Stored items
###

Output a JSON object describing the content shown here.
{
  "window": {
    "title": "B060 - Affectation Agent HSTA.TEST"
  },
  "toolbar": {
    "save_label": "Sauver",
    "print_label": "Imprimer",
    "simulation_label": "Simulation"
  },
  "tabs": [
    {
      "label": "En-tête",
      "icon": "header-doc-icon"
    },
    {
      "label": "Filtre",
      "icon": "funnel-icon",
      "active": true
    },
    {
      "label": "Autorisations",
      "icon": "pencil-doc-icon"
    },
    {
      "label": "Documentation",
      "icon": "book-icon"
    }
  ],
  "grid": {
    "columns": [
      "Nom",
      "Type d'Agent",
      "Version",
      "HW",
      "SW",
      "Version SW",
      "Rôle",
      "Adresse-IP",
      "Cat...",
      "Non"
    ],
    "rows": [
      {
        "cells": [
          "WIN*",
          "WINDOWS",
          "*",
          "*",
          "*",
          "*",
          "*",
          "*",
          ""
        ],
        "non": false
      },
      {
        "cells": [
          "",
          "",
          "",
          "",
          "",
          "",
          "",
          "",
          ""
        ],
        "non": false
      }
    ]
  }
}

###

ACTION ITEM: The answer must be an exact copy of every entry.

TASK RESPONSE:
Output a JSON object describing the content shown here.
{
  "window": {
    "title": "B060 - Affectation Agent HSTA.TEST"
  },
  "toolbar": {
    "save_label": "Sauver",
    "print_label": "Imprimer",
    "simulation_label": "Simulation"
  },
  "tabs": [
    {
      "label": "En-tête",
      "icon": "header-doc-icon"
    },
    {
      "label": "Filtre",
      "icon": "funnel-icon",
      "active": true
    },
    {
      "label": "Autorisations",
      "icon": "pencil-doc-icon"
    },
    {
      "label": "Documentation",
      "icon": "book-icon"
    }
  ],
  "grid": {
    "columns": [
      "Nom",
      "Type d'Agent",
      "Version",
      "HW",
      "SW",
      "Version SW",
      "Rôle",
      "Adresse-IP",
      "Cat...",
      "Non"
    ],
    "rows": [
      {
        "cells": [
          "WIN*",
          "WINDOWS",
          "*",
          "*",
          "*",
          "*",
          "*",
          "*",
          ""
        ],
        "non": false
      },
      {
        "cells": [
          "",
          "",
          "",
          "",
          "",
          "",
          "",
          "",
          ""
        ],
        "non": false
      }
    ]
  }
}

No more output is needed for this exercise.